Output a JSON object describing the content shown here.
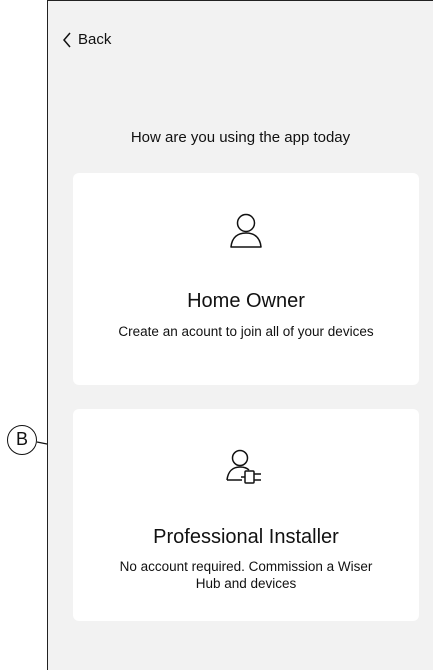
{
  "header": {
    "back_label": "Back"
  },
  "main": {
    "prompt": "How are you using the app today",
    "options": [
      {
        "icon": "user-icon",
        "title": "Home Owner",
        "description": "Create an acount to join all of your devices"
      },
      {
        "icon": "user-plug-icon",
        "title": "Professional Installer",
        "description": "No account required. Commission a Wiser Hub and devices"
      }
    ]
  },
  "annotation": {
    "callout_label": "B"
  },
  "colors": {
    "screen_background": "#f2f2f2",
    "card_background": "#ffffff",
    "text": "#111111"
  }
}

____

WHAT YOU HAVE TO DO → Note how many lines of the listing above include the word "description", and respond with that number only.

FINAL ANSWER → 2